Teach Abroad Blog
While the profession of teaching, one person imparting their knowledge on another, has remained fundamentally unchanged for a very long time, the digital revolution is bestowing on teachers some very cool new tools to multiply their efforts and maximize their efficiency. Below Teaching Nomad goes through 5 of our favorite classroom technology tools.
New Academic Year, New school, New life!
You came to China to teach ESL, with so much hope, and thoughts of immersing yourself in the culture, learning a new language, traveling all over Asia on your vacation time, making friends from around the world, paying off some student loans, and going home a better person for it.
Yet, you found the opposite, the school doesn’t give you enough time off, they NEVER pay on time, you find yourself chasing down your boss for a pay stub or wondering why your check was short this month. You feel isolated, overworked, underpaid. Everyone hates working there. Turnover is high with stories of ‘midnight runs’ abundant, and you spend your free time browsing the classified ads or travel sites for the cheapest flight home. Your social circle is made up of other disgruntled co-workers, and you spend the little free time you have complaining to each other about the job and the boss. Throw in a bench press, some orange uniforms and it could easily be a scene from a bad prison movie.
Many of you who are teaching in China might wonder what an average day in the life of one of the students you’re teaching looks like. Well, here is your answer:
6:00 Get up & Have breakfast

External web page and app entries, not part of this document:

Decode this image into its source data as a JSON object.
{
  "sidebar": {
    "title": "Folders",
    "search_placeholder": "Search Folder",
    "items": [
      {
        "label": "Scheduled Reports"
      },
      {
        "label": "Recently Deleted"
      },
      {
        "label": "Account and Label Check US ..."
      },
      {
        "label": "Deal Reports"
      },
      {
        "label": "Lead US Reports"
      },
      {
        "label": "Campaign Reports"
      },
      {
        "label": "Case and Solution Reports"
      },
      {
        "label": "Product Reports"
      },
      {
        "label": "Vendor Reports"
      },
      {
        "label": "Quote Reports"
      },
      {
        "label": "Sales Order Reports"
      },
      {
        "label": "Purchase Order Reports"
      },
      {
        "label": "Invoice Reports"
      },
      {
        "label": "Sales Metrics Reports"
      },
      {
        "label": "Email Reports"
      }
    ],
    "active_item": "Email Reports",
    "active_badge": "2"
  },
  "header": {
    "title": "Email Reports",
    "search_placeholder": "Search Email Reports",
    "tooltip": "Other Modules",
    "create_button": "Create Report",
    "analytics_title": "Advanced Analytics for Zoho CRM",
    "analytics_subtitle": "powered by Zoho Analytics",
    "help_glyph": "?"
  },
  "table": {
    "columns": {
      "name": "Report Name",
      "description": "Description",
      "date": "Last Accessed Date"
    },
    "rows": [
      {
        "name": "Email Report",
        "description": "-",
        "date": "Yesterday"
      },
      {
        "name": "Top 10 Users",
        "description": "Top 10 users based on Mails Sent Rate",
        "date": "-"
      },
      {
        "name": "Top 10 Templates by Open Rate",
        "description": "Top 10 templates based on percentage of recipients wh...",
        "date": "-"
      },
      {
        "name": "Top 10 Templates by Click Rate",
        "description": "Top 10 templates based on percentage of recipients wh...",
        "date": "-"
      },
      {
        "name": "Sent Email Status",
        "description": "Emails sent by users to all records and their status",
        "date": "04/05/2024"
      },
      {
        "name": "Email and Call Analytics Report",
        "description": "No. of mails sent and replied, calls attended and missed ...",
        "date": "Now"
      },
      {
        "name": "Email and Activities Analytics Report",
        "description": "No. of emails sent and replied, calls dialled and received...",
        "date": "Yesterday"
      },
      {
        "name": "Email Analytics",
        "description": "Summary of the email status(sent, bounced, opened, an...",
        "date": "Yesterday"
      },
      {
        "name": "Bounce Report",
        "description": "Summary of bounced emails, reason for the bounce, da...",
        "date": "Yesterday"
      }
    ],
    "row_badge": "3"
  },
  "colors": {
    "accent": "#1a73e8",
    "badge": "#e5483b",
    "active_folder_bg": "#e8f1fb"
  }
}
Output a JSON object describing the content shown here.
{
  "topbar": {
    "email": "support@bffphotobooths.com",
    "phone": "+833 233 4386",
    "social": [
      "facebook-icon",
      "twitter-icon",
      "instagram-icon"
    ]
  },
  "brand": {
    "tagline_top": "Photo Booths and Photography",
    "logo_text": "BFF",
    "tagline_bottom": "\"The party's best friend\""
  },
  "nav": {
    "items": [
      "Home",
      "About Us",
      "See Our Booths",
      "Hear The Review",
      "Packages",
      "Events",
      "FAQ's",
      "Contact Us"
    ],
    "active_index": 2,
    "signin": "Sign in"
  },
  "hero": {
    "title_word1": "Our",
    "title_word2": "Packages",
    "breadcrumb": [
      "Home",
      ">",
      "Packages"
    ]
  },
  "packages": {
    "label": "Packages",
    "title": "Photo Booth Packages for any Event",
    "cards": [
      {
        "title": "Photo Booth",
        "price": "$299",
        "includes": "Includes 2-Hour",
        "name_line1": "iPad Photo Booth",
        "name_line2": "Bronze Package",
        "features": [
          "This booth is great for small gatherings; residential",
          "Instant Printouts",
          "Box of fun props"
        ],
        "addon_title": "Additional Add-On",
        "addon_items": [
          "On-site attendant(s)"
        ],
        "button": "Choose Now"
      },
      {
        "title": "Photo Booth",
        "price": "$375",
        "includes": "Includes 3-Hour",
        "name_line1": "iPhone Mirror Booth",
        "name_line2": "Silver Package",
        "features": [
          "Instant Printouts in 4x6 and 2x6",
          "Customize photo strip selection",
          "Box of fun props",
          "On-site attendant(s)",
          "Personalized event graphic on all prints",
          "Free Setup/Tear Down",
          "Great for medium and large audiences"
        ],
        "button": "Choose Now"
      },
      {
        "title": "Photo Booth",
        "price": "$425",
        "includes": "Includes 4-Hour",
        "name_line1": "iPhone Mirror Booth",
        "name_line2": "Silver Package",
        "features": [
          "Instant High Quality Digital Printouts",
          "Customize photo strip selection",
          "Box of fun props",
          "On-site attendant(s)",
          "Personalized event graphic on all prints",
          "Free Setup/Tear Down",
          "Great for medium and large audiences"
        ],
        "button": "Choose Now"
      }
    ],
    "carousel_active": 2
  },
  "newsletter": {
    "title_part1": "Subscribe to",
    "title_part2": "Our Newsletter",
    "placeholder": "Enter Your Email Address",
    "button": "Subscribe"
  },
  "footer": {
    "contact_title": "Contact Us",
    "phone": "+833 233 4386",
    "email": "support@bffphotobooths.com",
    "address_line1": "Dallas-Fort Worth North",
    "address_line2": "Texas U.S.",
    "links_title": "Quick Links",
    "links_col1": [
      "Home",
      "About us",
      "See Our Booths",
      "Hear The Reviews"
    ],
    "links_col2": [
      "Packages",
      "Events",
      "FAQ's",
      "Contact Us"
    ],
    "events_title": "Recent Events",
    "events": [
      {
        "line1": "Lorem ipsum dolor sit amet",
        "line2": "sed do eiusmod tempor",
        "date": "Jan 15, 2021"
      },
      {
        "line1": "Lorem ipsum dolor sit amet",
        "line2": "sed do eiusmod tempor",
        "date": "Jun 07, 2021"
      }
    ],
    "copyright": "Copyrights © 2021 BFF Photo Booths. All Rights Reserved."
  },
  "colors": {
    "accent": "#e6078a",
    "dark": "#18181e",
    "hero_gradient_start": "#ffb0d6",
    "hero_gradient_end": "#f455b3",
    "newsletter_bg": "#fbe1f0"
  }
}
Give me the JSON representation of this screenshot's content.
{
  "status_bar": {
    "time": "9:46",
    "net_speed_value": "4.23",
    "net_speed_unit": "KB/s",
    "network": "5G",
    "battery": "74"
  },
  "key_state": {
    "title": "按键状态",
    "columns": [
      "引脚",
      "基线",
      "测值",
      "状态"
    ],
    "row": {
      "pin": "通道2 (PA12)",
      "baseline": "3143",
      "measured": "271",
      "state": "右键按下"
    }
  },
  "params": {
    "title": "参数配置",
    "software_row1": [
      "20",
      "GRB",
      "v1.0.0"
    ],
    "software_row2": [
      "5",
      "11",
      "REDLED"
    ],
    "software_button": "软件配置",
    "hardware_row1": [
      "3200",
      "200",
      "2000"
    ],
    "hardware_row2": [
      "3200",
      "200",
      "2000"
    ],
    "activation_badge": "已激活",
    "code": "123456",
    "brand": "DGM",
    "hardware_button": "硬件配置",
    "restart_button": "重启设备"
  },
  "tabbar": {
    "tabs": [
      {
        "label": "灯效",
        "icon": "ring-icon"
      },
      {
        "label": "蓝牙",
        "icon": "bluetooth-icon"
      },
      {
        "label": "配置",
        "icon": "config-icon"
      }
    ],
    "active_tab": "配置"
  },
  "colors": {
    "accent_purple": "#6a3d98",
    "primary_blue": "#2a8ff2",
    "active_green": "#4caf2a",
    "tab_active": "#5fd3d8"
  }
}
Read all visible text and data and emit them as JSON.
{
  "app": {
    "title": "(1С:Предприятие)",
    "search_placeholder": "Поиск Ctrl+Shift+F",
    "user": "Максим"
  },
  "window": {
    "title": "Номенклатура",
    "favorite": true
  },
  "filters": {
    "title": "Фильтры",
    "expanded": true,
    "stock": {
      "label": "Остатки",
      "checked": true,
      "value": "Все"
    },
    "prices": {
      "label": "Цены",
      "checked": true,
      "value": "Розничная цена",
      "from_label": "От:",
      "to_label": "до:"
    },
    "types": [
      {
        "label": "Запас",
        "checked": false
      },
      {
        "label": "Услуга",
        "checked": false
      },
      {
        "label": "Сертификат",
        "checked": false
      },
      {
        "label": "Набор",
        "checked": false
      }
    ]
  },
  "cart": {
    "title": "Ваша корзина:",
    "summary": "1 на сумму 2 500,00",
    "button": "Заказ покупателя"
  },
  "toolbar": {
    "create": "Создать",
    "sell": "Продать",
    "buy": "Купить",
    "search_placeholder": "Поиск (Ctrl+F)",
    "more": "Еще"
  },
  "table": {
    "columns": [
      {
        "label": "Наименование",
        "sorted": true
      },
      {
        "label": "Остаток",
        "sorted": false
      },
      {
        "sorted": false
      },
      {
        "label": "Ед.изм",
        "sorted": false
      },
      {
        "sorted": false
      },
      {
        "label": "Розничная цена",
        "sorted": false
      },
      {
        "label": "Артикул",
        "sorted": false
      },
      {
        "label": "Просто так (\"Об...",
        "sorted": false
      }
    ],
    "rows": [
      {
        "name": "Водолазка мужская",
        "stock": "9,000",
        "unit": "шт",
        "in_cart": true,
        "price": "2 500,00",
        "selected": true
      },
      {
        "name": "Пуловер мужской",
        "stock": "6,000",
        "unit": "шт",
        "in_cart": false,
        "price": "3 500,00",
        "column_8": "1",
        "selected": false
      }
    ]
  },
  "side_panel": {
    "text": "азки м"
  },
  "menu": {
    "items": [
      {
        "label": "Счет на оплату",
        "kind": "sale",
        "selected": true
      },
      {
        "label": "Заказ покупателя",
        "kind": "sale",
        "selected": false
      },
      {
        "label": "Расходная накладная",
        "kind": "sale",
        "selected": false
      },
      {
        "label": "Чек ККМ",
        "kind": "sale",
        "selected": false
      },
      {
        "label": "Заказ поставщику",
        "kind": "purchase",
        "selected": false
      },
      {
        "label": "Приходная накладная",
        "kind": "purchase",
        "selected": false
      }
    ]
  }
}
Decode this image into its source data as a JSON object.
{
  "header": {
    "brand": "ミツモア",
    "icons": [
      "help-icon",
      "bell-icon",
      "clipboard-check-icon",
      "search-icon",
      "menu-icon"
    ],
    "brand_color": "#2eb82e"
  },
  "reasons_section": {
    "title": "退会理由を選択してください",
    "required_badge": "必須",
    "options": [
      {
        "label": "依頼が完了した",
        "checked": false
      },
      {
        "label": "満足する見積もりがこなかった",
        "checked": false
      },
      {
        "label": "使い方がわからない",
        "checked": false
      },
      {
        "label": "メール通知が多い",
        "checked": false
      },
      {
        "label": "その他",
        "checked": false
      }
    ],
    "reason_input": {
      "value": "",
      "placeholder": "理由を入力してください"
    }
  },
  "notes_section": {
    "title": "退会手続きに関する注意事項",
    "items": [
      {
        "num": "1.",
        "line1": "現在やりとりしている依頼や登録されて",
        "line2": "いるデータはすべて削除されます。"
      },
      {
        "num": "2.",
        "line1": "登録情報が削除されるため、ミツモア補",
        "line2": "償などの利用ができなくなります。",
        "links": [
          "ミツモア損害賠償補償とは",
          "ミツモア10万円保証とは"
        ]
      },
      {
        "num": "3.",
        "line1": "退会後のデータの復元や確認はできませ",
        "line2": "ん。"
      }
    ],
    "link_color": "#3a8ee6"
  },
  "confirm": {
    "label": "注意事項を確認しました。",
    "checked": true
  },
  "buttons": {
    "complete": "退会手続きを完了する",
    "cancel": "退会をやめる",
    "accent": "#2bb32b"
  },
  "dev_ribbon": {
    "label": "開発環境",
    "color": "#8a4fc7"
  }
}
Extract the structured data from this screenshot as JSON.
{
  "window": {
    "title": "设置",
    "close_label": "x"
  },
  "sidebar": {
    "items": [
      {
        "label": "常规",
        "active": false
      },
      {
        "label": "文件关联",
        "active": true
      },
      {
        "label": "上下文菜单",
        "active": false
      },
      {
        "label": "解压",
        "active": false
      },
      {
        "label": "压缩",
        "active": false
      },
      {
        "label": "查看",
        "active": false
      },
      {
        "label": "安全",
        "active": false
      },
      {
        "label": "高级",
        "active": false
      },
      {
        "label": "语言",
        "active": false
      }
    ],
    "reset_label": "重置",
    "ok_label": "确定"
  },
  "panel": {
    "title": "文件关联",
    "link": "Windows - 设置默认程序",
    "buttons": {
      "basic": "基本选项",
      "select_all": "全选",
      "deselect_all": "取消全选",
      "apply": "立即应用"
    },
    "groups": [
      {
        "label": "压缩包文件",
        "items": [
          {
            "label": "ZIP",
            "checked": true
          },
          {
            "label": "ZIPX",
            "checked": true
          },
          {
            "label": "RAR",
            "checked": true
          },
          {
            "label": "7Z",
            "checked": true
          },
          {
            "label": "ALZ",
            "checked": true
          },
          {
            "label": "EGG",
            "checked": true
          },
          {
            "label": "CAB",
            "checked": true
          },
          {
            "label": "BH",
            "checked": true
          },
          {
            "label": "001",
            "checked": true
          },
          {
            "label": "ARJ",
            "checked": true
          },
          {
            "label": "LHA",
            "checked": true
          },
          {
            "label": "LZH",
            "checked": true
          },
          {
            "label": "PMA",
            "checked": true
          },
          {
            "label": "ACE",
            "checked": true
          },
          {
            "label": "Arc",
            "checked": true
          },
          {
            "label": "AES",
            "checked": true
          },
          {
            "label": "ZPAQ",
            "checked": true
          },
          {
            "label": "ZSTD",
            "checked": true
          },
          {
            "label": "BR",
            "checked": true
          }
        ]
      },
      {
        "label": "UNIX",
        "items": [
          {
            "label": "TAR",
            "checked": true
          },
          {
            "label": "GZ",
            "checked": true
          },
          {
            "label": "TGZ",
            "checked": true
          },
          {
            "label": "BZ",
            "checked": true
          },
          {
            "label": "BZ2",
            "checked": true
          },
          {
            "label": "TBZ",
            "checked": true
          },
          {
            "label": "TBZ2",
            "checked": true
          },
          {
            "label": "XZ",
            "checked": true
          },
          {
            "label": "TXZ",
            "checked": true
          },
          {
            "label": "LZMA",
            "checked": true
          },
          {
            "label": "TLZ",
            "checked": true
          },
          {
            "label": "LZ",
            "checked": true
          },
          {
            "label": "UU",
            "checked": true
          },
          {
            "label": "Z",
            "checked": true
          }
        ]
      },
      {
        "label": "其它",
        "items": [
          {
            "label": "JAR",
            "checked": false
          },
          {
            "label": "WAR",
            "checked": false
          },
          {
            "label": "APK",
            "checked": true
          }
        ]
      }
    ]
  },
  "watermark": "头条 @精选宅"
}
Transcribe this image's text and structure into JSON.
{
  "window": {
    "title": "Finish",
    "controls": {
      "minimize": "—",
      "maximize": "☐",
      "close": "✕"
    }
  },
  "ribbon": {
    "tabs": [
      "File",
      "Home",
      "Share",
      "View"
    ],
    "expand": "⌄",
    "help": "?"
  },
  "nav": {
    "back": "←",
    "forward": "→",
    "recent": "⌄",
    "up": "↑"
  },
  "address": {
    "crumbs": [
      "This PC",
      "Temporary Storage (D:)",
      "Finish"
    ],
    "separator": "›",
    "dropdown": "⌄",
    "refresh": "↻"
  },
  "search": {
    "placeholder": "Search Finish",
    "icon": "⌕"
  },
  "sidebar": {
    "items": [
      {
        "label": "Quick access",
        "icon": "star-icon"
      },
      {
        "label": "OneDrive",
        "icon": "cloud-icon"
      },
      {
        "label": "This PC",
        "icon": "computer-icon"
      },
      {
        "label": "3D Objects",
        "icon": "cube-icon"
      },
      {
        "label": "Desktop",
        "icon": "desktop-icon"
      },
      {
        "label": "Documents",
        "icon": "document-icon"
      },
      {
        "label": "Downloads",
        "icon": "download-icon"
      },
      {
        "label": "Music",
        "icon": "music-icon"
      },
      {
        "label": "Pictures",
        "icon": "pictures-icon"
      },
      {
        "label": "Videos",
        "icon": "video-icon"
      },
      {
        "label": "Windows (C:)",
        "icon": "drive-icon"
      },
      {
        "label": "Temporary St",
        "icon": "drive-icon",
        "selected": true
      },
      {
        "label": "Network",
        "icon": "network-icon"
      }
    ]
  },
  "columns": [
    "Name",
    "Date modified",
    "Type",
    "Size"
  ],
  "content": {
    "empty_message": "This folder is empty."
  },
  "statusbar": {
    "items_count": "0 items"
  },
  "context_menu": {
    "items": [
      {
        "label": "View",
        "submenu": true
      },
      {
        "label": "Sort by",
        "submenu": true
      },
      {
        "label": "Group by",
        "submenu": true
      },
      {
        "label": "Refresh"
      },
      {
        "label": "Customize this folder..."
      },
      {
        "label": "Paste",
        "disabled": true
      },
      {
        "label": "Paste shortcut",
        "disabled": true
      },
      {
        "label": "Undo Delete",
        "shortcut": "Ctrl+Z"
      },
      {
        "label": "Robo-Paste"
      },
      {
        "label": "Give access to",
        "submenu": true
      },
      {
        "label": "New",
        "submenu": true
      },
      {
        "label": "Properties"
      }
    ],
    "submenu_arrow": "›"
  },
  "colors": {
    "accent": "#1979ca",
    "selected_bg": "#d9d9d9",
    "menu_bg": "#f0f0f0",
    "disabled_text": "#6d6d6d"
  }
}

Jessica sets her alarm at 5:50 so that she can hit the snooze button to sleep another 10 minutes. Jessica’s mom has prepared Baozi and milk for breakfast.
A ‘visa-run’ to Hong Kong is a trip which many teachers face during their time in China. With the exception of the time spent in the Chinese consulate with the visa application process, these days can prove to be a welcome holiday, and Hong Kong has a lot to offer for travelers on both a tight schedule and a tight budget. Recently I spent 3 days in Hong Kong, but in reality after time spent in the embassy and travelling to and from the airport, I had 1 and a half days of free time, and here is a taste of what I did, and hopefully you can find something which appeals to you for when you next visit…
1. Fortune Cookies are not Chinese Imagine my surprise when I discovered that restaurants in China don’t serve fortune cookies with every meal. Worse, they’re nowhere to be found, and I have yet to meet a waiter who understands exactly what it is that I am looking forr. That’s because fortune cookies originated in California, […]
When I first moved to Shanghai, China to teach ESL, one of the main problems I faced was being able to find the things I needed. Being in a new country and not speaking any Chinese made it difficult to find what I was looking for. Not to mention, some of the things that I was accustomed to buying in America are not available in many stores here. This is even more true of some of the smaller, less international cities in China.